This is correct, but theres another way to do it.

We can say: Arjun asked me to lend him $200.

The structure of this sentence is the verb ask + an object; object is a grammatical term;

what we mean here is a person (likeasked mein this sentence) + a to-infinitive

verb, that is, the prepositionto” + a verb in its base form (liketo lend”).

Heres the next example: “Turn off the TV!” his mother told him.

Obviously, this is not a polite request; its an instruction (in fact, its a command).

So, instead of the verbask”, were going to use the stronger verbtell”:

His mother told him to turn off the TV.

So, the guideline here is useaskfor requests andtellfor instructions,

orders, or commands.

If a request or command is negative, you just addnotbeforeto”: “Dont

feed the animals,” the zookeeper told us.

We change this to indirect speech like this: The zookeeper told us not to feed the animals.

This next example, which we saw in a previous exercise, expresses advice: Her father said,

You should take your studies more seriously.”

If you remember from the exercise, we can convert this to indirect speech as Her father

said that she should take her studies more seriously.

But since her father is giving her advice, we can use the verbadvise”: Her father

advised her to take her studies more seriously.

Simple.

Alright, its time for another exercise to practice all of this.

I have six sentences for you this time.

Some of these sentences are requests, others are instructions or commands, and some express

advice.

And you have to change them all to reported speech.

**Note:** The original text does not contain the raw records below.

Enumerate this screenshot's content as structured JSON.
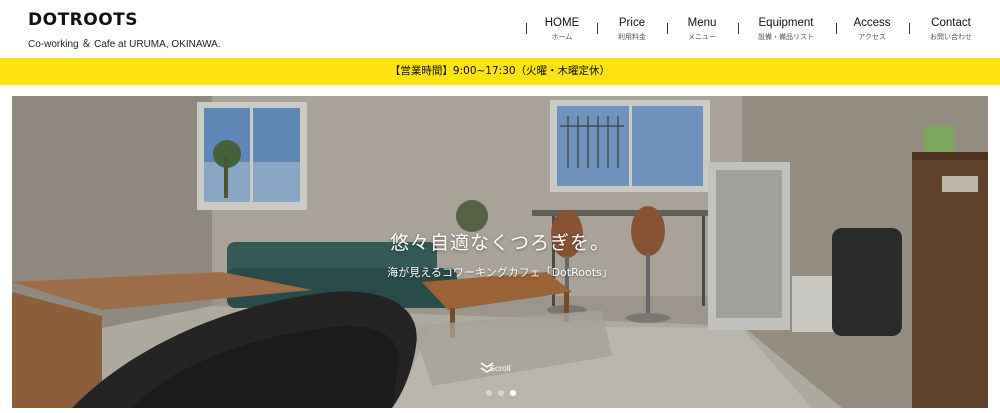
{
  "brand": {
    "logo": "DOTROOTS",
    "tagline": "Co-working ＆ Cafe at URUMA, OKINAWA."
  },
  "nav": {
    "items": [
      {
        "en": "HOME",
        "ja": "ホーム"
      },
      {
        "en": "Price",
        "ja": "利用料金"
      },
      {
        "en": "Menu",
        "ja": "メニュー"
      },
      {
        "en": "Equipment",
        "ja": "設備・備品リスト"
      },
      {
        "en": "Access",
        "ja": "アクセス"
      },
      {
        "en": "Contact",
        "ja": "お問い合わせ"
      }
    ]
  },
  "banner": {
    "hours": "【営業時間】9:00~17:30（火曜・木曜定休）",
    "color": "#ffe212"
  },
  "hero": {
    "title": "悠々自適なくつろぎを。",
    "subtitle": "海が見えるコワーキングカフェ「DotRoots」",
    "scroll_label": "Scroll",
    "scroll_icon": "double-chevron-down-icon",
    "slides": {
      "count": 3,
      "active": 3
    }
  }
}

Heres the first one: He asked Jazmyn, “Would you be able to take care of my pets while

Im away?”

How would you change this?

This is a polite request, so we need to use the verbaskhere.

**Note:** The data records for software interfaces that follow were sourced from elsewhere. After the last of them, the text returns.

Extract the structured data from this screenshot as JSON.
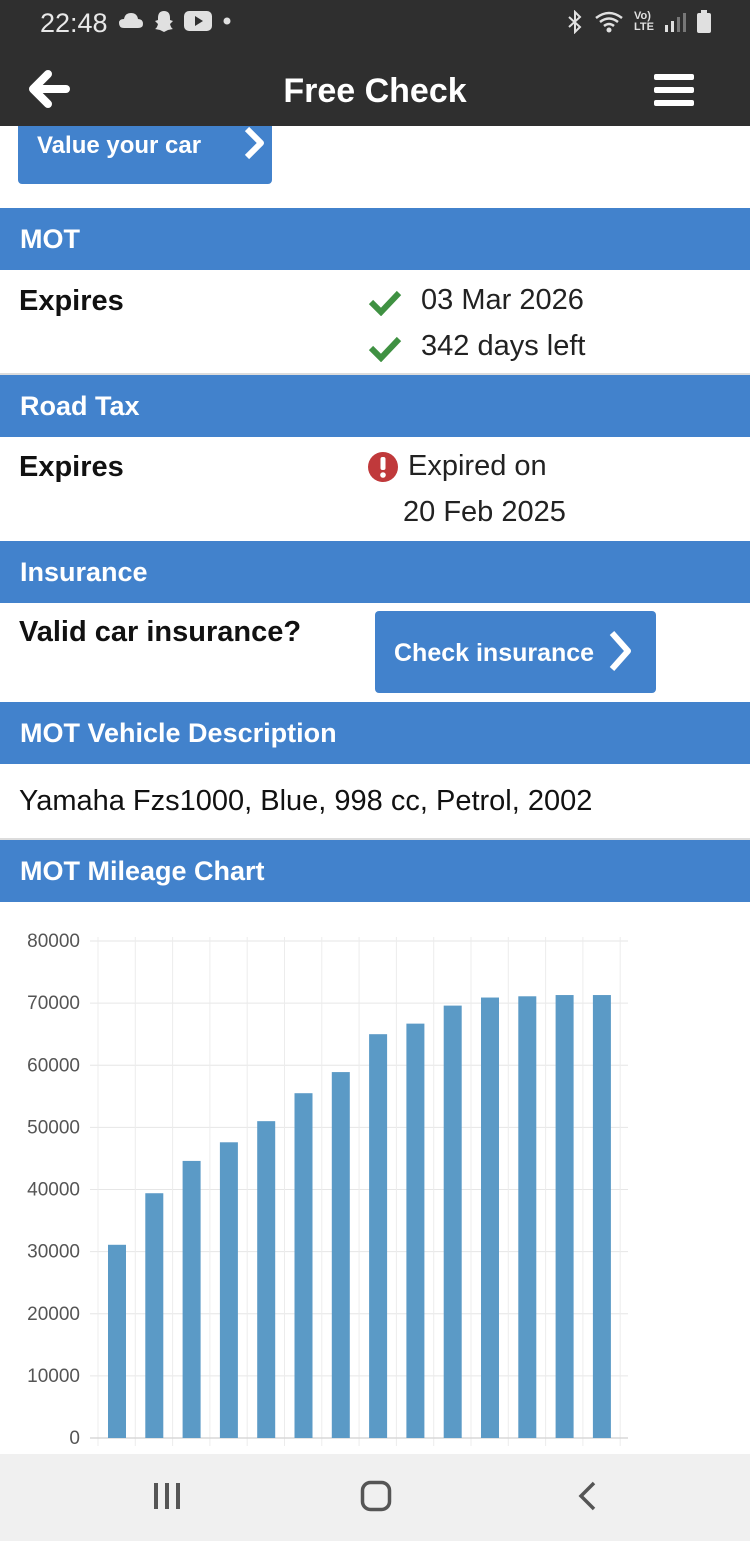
{
  "status_bar": {
    "time": "22:48",
    "left_icons": [
      "cloud-icon",
      "snapchat-icon",
      "youtube-icon",
      "dot-icon"
    ],
    "right_icons": [
      "bluetooth-icon",
      "wifi-icon",
      "volte-icon",
      "signal-icon",
      "battery-icon"
    ],
    "volte_text_top": "Vo)",
    "volte_text_bottom": "LTE"
  },
  "app_bar": {
    "title": "Free Check",
    "back_icon": "arrow-left-icon",
    "menu_icon": "hamburger-menu-icon"
  },
  "value_button": {
    "label": "Value your car"
  },
  "mot": {
    "heading": "MOT",
    "label": "Expires",
    "date": "03 Mar 2026",
    "days_left": "342 days left"
  },
  "road_tax": {
    "heading": "Road Tax",
    "label": "Expires",
    "status_line1": "Expired on",
    "status_line2": "20 Feb 2025"
  },
  "insurance": {
    "heading": "Insurance",
    "label": "Valid car insurance?",
    "button": "Check insurance"
  },
  "vehicle_description": {
    "heading": "MOT Vehicle Description",
    "text": "Yamaha Fzs1000, Blue, 998 cc, Petrol, 2002"
  },
  "mileage_chart": {
    "heading": "MOT Mileage Chart"
  },
  "colors": {
    "accent": "#4282cc",
    "bar": "#5b9ac6",
    "check_green": "#3f9142",
    "alert_red": "#c0393b",
    "dark_bar": "#2f2f2f"
  },
  "chart_data": {
    "type": "bar",
    "title": "",
    "xlabel": "",
    "ylabel": "",
    "ylim": [
      0,
      80000
    ],
    "yticks": [
      "80000",
      "70000",
      "60000",
      "50000",
      "40000",
      "30000",
      "20000",
      "10000",
      "0"
    ],
    "grid": true,
    "values": [
      31100,
      39400,
      44600,
      47600,
      51000,
      55500,
      58900,
      65000,
      66700,
      69600,
      70900,
      71100,
      71300,
      71300
    ]
  },
  "nav_bar": {
    "buttons": [
      "recents-icon",
      "home-icon",
      "back-icon"
    ]
  }
}
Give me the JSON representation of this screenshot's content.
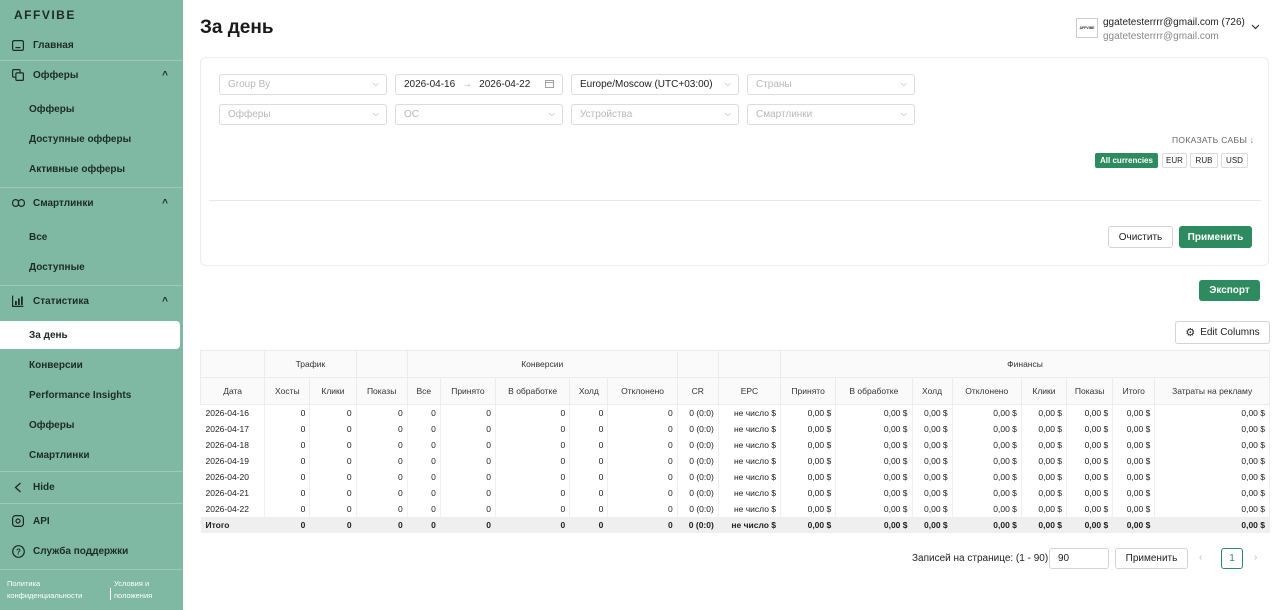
{
  "brand": {
    "logo": "AFFVIBE",
    "accent": "#2e8b60",
    "sidebar_bg": "#7fb9a3"
  },
  "sidebar": {
    "main": "Главная",
    "offers": {
      "label": "Офферы",
      "items": [
        "Офферы",
        "Доступные офферы",
        "Активные офферы"
      ]
    },
    "smartlinks": {
      "label": "Смартлинки",
      "items": [
        "Все",
        "Доступные"
      ]
    },
    "stats": {
      "label": "Статистика",
      "items": [
        "За день",
        "Конверсии",
        "Performance Insights",
        "Офферы",
        "Смартлинки"
      ]
    },
    "hide": "Hide",
    "api": "API",
    "support": "Служба поддержки",
    "footer": {
      "privacy": "Политика конфиденциальности",
      "terms": "Условия и положения"
    }
  },
  "header": {
    "title": "За день",
    "user_logo": "AFFVIBE",
    "user_email_line": "ggatetesterrrr@gmail.com (726)",
    "user_email_sub": "ggatetesterrrr@gmail.com"
  },
  "filters": {
    "group_by": "Group By",
    "date_from": "2026-04-16",
    "date_arrow": "→",
    "date_to": "2026-04-22",
    "timezone": "Europe/Moscow (UTC+03:00)",
    "countries": "Страны",
    "offers": "Офферы",
    "os": "ОС",
    "devices": "Устройства",
    "smartlinks": "Смартлинки",
    "show_subs": "ПОКАЗАТЬ САБЫ ↓",
    "currencies": [
      "All currencies",
      "EUR",
      "RUB",
      "USD"
    ],
    "clear": "Очистить",
    "apply": "Применить"
  },
  "actions": {
    "export": "Экспорт",
    "edit_columns": "Edit Columns"
  },
  "table": {
    "groups": {
      "traffic": "Трафик",
      "conversions": "Конверсии",
      "finance": "Финансы"
    },
    "columns": [
      "Дата",
      "Хосты",
      "Клики",
      "Показы",
      "Все",
      "Принято",
      "В обработке",
      "Холд",
      "Отклонено",
      "CR",
      "EPC",
      "Принято",
      "В обработке",
      "Холд",
      "Отклонено",
      "Клики",
      "Показы",
      "Итого",
      "Затраты на рекламу"
    ],
    "rows": [
      [
        "2026-04-16",
        "0",
        "0",
        "0",
        "0",
        "0",
        "0",
        "0",
        "0",
        "0 (0:0)",
        "не число $",
        "0,00 $",
        "0,00 $",
        "0,00 $",
        "0,00 $",
        "0,00 $",
        "0,00 $",
        "0,00 $",
        "0,00 $"
      ],
      [
        "2026-04-17",
        "0",
        "0",
        "0",
        "0",
        "0",
        "0",
        "0",
        "0",
        "0 (0:0)",
        "не число $",
        "0,00 $",
        "0,00 $",
        "0,00 $",
        "0,00 $",
        "0,00 $",
        "0,00 $",
        "0,00 $",
        "0,00 $"
      ],
      [
        "2026-04-18",
        "0",
        "0",
        "0",
        "0",
        "0",
        "0",
        "0",
        "0",
        "0 (0:0)",
        "не число $",
        "0,00 $",
        "0,00 $",
        "0,00 $",
        "0,00 $",
        "0,00 $",
        "0,00 $",
        "0,00 $",
        "0,00 $"
      ],
      [
        "2026-04-19",
        "0",
        "0",
        "0",
        "0",
        "0",
        "0",
        "0",
        "0",
        "0 (0:0)",
        "не число $",
        "0,00 $",
        "0,00 $",
        "0,00 $",
        "0,00 $",
        "0,00 $",
        "0,00 $",
        "0,00 $",
        "0,00 $"
      ],
      [
        "2026-04-20",
        "0",
        "0",
        "0",
        "0",
        "0",
        "0",
        "0",
        "0",
        "0 (0:0)",
        "не число $",
        "0,00 $",
        "0,00 $",
        "0,00 $",
        "0,00 $",
        "0,00 $",
        "0,00 $",
        "0,00 $",
        "0,00 $"
      ],
      [
        "2026-04-21",
        "0",
        "0",
        "0",
        "0",
        "0",
        "0",
        "0",
        "0",
        "0 (0:0)",
        "не число $",
        "0,00 $",
        "0,00 $",
        "0,00 $",
        "0,00 $",
        "0,00 $",
        "0,00 $",
        "0,00 $",
        "0,00 $"
      ],
      [
        "2026-04-22",
        "0",
        "0",
        "0",
        "0",
        "0",
        "0",
        "0",
        "0",
        "0 (0:0)",
        "не число $",
        "0,00 $",
        "0,00 $",
        "0,00 $",
        "0,00 $",
        "0,00 $",
        "0,00 $",
        "0,00 $",
        "0,00 $"
      ]
    ],
    "total": [
      "Итого",
      "0",
      "0",
      "0",
      "0",
      "0",
      "0",
      "0",
      "0",
      "0 (0:0)",
      "не число $",
      "0,00 $",
      "0,00 $",
      "0,00 $",
      "0,00 $",
      "0,00 $",
      "0,00 $",
      "0,00 $",
      "0,00 $"
    ]
  },
  "pagination": {
    "label": "Записей на странице: (1 - 90)",
    "per_page": "90",
    "apply": "Применить",
    "current_page": "1",
    "prev": "‹",
    "next": "›"
  }
}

So, He asked Jazmyn to take care of his pets while he was away.

OK, number two: “Please leave your bags with the bellhop,” the receptionist told

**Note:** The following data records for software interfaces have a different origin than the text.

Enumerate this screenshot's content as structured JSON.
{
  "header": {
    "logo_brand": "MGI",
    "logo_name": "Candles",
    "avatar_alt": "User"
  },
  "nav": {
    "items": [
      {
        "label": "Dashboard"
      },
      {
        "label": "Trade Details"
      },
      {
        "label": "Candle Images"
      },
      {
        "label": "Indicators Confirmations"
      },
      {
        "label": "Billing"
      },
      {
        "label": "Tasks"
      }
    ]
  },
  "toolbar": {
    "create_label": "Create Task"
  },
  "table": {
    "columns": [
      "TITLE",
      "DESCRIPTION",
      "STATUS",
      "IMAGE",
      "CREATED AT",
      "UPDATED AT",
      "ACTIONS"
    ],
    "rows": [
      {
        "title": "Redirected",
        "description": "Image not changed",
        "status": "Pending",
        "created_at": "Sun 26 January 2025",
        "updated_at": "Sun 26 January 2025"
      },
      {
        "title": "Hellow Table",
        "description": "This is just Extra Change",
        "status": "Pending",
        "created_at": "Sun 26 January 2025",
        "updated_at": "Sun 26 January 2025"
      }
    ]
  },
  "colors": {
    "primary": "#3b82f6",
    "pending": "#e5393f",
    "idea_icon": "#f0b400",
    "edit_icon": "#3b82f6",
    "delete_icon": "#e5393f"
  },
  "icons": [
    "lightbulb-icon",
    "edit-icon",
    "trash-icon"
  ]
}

us.

Try to change it.

Now, this is a polite request, but its also an instruction for the guests at the

hotel.

So, you can use bothaskandtell” (you can useaskbecause this is quite

polite, but at the same time, its also an instruction, sotellis also OK).

Im going to usetell”: The receptionist told us to leave our bags with the bellhop.

Next one: “Please do not bring food into the park,” said a sign at the entrance.

How would you change it?

This is an instruction, and we can sayA sign at the entrance told us not to bring

food into the park,” but its a general sign meant for everybody.

So, in this case, we can just use the verbsayas in the direct speech sentence:

A sign at the entrance said not to bring food into the park.

Because were using the verbsay”, there is no object.

Remember: “saydoes not take an indirect object.

Next sentence: “Get out of my office!” her boss yelled.

To yell means to shout with anger.

Try to change it.

Her boss told her to get out of his office.

If you want to make it stronger, you can even say, Her boss ordered her to get out of his

office.

Now, in this reported sentence, the boss is male; thats why weve said, “to get

out of HIS office.”

But, of course, if the boss were female, that pronoun would beher”.

Number five: Philips doctor told him, “You should exercise more.”

You can say, Philips doctor told him to exercise more.

But better is: Philips doctor advised him to exercise more.

And last one: “I wouldnt eat that pizza if I were you,” her friend said to her.

Now, this sentence looks like a conditional, and it is, but this is a common way of giving

advice.

I would do this, or I wouldnt do that if I were you.”

So, we can once again use the verbadvise”: Her friend advised her not to eat the pizza.

You can also say that pizza; means the same thing.

Alright, good job.

Up to now, we have practiced converting statements, questions, requests, instructions and advice

from direct to indirect speech.

So, if youre ready, were going to put all of this together with a final quiz.

There are ten sentences on the screen.

I want you to change each one from direct to indirect speech.

Stop the video now, do the exercise, then play the video again and check.

Alright, here are the answers.

How many did you get right?

Let me know in the comments below.

I hope you enjoyed this lesson.

As always, happy learning, and I will see you in another lesson soon.

The Description of Direct, Indirect Speech (Narration) - Reported Speech - English Grammar - with Exercises & Quiz